_Available records_

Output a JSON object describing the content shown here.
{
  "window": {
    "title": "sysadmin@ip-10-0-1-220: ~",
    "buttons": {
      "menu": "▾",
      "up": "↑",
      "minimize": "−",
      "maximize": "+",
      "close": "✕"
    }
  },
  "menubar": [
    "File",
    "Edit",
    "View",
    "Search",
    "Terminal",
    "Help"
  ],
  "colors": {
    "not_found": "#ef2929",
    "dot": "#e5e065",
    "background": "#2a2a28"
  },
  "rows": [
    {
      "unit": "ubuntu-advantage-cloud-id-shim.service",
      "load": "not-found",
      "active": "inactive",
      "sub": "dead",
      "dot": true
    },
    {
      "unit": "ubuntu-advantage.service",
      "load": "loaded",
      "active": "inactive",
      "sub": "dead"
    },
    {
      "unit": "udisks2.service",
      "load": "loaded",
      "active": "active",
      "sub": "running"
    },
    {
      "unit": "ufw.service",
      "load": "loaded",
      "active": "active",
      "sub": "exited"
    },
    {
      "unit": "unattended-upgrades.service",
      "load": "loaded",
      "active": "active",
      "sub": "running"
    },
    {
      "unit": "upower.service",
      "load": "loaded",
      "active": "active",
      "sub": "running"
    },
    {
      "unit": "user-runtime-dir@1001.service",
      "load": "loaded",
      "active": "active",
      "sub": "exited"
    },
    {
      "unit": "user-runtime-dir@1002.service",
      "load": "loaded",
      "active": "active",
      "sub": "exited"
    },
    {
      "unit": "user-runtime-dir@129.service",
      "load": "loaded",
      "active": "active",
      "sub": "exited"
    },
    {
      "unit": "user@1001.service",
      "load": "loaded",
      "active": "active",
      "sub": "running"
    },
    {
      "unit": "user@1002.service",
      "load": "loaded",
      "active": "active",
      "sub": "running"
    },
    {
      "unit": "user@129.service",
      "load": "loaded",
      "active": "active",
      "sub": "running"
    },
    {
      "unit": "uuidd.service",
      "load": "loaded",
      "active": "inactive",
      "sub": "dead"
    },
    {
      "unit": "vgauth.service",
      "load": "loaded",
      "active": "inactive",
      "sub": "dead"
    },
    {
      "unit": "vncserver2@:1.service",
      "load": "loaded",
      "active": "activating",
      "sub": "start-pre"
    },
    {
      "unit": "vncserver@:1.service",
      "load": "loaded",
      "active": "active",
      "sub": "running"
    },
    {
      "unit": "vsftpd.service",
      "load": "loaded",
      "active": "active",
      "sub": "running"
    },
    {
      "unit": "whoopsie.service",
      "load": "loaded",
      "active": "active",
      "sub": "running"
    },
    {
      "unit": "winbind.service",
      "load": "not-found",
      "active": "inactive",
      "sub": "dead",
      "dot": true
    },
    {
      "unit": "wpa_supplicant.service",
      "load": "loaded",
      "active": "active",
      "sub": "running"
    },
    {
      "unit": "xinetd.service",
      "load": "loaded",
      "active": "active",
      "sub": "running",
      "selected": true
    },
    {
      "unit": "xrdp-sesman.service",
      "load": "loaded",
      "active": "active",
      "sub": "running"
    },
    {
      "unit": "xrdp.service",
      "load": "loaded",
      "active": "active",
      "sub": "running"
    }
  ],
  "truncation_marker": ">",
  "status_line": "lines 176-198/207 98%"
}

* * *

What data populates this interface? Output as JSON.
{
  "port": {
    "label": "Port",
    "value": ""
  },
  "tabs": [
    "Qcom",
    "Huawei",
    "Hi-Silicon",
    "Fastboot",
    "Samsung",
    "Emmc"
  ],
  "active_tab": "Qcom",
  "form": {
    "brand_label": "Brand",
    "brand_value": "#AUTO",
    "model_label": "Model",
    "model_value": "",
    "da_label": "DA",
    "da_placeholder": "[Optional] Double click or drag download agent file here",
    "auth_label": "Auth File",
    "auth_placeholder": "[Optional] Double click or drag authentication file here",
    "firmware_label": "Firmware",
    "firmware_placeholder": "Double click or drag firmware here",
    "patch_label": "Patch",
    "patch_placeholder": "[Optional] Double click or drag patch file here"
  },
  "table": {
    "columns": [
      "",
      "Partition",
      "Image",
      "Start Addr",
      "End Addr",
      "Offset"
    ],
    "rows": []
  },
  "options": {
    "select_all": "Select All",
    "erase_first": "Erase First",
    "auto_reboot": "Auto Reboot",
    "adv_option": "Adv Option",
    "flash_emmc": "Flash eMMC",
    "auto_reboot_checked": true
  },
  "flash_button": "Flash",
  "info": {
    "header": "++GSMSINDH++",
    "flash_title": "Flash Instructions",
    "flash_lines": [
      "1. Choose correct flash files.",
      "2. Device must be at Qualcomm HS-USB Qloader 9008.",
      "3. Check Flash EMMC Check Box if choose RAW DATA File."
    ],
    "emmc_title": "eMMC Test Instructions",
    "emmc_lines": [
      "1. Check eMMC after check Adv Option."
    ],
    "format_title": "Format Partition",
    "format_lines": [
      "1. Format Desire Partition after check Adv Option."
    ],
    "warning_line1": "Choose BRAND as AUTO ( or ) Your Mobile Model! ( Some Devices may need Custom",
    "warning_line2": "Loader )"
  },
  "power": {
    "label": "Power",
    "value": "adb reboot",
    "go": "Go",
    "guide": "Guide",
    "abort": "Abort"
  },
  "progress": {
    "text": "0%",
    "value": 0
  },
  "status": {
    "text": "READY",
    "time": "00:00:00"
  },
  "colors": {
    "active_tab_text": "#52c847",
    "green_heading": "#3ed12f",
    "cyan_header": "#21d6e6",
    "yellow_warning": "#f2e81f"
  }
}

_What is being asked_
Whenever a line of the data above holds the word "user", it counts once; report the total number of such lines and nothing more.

_Task result_
6